A bill that would end the federal prohibition on cannabis cleared the House of Representatives last week, but its prospects in the United States Senate are bleak.
The legislation, known as the Marijuana Opportunity Reinvestment and Expungement (MORE) Act, won approval in the Democratic-controlled House on Friday by a vote of 220-204.
Along with descheduling cannabis on the federal level, the legislation would also establish a tax structure for the sale of cannabis products and would set up a framework through, which individuals previously convicted of pot-related offenses could have them expunged.
The Senate’s Stance on Cannabis Legalization
However, in the Senate, where Democrats also hold a majority, the bill could take a backseat to a different piece of cannabis reform legislation.
Roll Call reports that Sen. Corey Booker, Democrat from New Jersey, said last week “that moving the House bill would be unlikely and senators are focusing on their own proposal.”
Booker alluded to drafted legislation last year that he co-sponsored with Democratic Sen. Ron Wyden of Oregon that, per Roll Call, “contained a similar tax regime to what is imposed on alcohol and tobacco.” That bill would also “erase the records of nonviolent marijuana offenders and allow those currently serving time to petition a court for resentencing,” and use tax revenues from cannabis sales to “support a trust fund to reinvest in communities most affected by enforcement involving the drug.”
“Right now we’re looking at doing the one that we’ve been working on for a long time,” Booker said, as quoted by Roll Call.
Whether it’s the MORE Act or the bill floated by Booker and Wyden, it is unclear whether any legalization proposal would be able to clear the 60-vote threshold in the Senate.
The House’s passage of the legislation on Friday represents the type of action that cannabis legalization advocates were clamoring for after Democrats were swept into power in the 2020 election.
Looking Back and Planning Ahead
Last year, Senate Majority Leader Chuck Schumer, who backed the cannabis legalization bill drafted by Booker and Wyden, made it clear that the party was eager to end federal prohibition on pot, and said that Congress would act whether President Joe Biden was on board or not.

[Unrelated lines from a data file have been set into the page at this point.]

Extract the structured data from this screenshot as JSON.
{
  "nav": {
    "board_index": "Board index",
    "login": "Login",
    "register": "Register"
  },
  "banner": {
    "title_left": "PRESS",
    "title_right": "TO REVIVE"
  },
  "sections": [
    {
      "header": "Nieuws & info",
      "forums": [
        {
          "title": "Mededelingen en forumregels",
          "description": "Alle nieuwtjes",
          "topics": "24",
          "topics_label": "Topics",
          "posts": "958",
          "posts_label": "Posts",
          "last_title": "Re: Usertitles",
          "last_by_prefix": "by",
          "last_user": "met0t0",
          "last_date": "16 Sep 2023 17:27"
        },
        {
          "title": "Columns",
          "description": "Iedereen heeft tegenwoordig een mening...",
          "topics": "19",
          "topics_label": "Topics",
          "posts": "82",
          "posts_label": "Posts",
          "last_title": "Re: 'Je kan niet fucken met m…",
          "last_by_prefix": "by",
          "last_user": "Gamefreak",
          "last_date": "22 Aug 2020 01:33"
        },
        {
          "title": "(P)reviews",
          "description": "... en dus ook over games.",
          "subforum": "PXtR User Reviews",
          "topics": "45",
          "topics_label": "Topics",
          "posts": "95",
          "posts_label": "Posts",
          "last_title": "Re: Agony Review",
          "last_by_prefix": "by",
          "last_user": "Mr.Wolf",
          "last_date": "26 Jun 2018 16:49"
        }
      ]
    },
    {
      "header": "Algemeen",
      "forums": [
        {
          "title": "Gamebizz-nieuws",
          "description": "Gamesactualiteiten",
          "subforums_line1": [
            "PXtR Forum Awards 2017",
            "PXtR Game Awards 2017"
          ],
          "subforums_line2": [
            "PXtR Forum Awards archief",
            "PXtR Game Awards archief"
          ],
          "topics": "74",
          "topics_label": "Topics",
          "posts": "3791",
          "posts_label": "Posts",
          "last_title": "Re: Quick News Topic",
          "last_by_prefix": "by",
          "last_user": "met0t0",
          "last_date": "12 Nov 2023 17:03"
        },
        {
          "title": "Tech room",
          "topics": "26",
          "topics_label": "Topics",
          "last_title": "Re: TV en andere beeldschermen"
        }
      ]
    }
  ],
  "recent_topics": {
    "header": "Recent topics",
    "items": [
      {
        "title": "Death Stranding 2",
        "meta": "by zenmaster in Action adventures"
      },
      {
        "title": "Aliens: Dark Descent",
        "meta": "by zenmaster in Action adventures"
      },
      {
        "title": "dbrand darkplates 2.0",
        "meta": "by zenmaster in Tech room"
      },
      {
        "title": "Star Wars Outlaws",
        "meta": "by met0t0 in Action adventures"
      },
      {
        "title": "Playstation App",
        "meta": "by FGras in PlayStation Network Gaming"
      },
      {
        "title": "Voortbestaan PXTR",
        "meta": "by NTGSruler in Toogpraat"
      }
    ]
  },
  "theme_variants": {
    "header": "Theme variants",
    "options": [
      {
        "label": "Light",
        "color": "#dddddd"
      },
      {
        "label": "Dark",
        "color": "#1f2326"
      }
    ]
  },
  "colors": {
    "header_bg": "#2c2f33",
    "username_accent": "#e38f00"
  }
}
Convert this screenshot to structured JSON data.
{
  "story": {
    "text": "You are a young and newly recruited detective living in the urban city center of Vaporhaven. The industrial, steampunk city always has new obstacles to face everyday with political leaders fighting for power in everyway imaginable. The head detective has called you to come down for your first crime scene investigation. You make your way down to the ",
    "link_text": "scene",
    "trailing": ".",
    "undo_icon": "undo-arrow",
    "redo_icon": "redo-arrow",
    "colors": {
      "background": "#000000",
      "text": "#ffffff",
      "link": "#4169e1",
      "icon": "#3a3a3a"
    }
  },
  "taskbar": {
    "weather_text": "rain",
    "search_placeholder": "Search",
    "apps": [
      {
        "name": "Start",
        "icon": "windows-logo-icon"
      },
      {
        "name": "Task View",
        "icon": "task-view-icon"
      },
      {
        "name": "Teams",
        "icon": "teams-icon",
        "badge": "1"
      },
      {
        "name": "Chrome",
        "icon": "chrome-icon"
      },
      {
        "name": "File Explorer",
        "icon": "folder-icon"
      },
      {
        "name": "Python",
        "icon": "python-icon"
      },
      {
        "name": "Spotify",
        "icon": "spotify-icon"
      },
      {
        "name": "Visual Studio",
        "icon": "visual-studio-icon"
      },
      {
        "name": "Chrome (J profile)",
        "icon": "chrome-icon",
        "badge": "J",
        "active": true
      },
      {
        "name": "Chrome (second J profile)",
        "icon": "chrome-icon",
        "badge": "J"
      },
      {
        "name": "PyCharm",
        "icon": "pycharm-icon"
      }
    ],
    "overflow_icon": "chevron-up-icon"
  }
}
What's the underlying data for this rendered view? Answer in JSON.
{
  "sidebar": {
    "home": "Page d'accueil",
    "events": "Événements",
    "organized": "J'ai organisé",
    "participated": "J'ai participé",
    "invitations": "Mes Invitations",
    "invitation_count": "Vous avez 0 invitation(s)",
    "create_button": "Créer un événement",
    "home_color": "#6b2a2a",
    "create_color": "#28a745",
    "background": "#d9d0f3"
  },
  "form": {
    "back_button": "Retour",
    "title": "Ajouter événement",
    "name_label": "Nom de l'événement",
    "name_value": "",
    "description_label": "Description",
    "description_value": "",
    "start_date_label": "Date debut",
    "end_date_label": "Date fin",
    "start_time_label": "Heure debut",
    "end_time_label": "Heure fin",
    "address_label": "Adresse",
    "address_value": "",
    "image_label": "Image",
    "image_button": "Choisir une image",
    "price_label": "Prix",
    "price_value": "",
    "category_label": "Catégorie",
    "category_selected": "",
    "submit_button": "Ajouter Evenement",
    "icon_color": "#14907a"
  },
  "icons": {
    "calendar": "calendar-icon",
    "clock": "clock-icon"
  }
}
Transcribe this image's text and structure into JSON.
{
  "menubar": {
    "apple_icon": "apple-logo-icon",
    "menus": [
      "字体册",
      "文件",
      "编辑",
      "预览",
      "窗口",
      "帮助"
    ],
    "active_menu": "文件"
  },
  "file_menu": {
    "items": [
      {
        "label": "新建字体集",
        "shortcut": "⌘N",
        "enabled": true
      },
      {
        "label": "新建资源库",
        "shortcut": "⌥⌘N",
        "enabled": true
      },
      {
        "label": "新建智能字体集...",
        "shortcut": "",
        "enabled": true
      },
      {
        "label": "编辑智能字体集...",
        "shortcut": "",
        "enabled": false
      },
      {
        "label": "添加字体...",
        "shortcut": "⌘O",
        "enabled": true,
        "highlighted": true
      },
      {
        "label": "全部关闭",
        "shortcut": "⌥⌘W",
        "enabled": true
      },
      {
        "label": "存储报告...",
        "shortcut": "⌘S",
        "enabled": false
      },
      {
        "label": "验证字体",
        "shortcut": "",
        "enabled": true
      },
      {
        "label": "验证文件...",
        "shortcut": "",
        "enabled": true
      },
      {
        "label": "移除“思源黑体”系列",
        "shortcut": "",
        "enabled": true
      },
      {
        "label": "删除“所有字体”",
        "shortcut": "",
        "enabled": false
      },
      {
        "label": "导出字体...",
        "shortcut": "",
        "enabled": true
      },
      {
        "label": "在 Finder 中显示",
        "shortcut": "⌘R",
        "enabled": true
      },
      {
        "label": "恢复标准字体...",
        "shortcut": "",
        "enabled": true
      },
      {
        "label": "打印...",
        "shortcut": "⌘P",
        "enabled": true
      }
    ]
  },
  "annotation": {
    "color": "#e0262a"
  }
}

“We will move forward,” Schumer told Politico at the time. “[Biden] said he’s studying the issue, so [I] obviously want to give him a little time to study it. I want to make my arguments to him, as many other advocates will. But at some point we’re going to move forward, period.”
Schumer highlighted the example set by the dozens of states that have legalized recreational cannabis and established their own regulated markets over the last decade.
“In 2018, I was the first member of the Democratic leadership to come out in support of ending the federal prohibition. I’m sure you ask, “Well what changed?” Well, my thinking evolved. When a few of the early states—Oregon and Colorado—wanted to legalize, all the opponents talked about the parade of horribles: Crime would go up. Drug use would go up. Everything bad would happen,” Schumer said in the interview. “The legalization of states worked out remarkably well. They were a great success. The parade of horribles never came about, and people got more freedom. And people in those states seem very happy.”
Biden has not been in lockstep with Schumer and other members of his party on this issue, with the president often saying he supports decriminalization of marijuana but not outright cannabis legalization.
On Friday, after the House passed the MORE Act, White House press secretary Jen Psaki said that Biden believes current “marijuana laws are not working.”
“We look forward to working with Congress to achieve our shared goals, and we’ll continue having discussions with them about this objective,” Psaki said.